# What is needed:
Show all lines below holding the string "Medic".

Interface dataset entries
┄┄┄┄┄┄┄┄┄┄

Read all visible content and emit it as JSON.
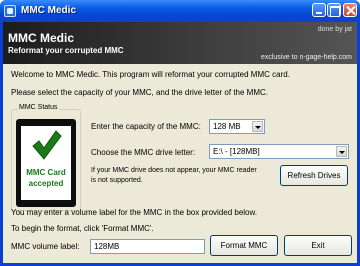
{
  "window": {
    "title": "MMC Medic"
  },
  "banner": {
    "title": "MMC Medic",
    "subtitle": "Reformat your corrupted MMC",
    "credit": "done by jat",
    "exclusive": "exclusive to n-gage-help.com"
  },
  "intro": {
    "welcome": "Welcome to MMC Medic. This program will reformat your corrupted MMC card.",
    "instruction": "Please select the capacity of your MMC, and the drive letter of the MMC."
  },
  "status": {
    "group_label": "MMC Status",
    "card_line1": "MMC Card",
    "card_line2": "accepted",
    "accent_color": "#1a7a1a"
  },
  "capacity": {
    "label": "Enter the capacity of the MMC:",
    "value": "128 MB"
  },
  "drive": {
    "label": "Choose the MMC drive letter:",
    "value": "E:\\ - [128MB]"
  },
  "drive_note": {
    "line1": "If your MMC drive does not appear, your MMC reader",
    "line2": "is not supported."
  },
  "buttons": {
    "refresh": "Refresh Drives",
    "format": "Format MMC",
    "exit": "Exit"
  },
  "volume": {
    "hint": "You may enter a volume label for the MMC in the box provided below.",
    "begin": "To begin the format, click 'Format MMC'.",
    "label": "MMC volume label:",
    "value": "128MB"
  }
}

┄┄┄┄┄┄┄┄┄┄

# Answer for this exercise:
    "title": "MMC Medic"
    "title": "MMC Medic",
    "welcome": "Welcome to MMC Medic. This program will reformat your corrupted MMC card.",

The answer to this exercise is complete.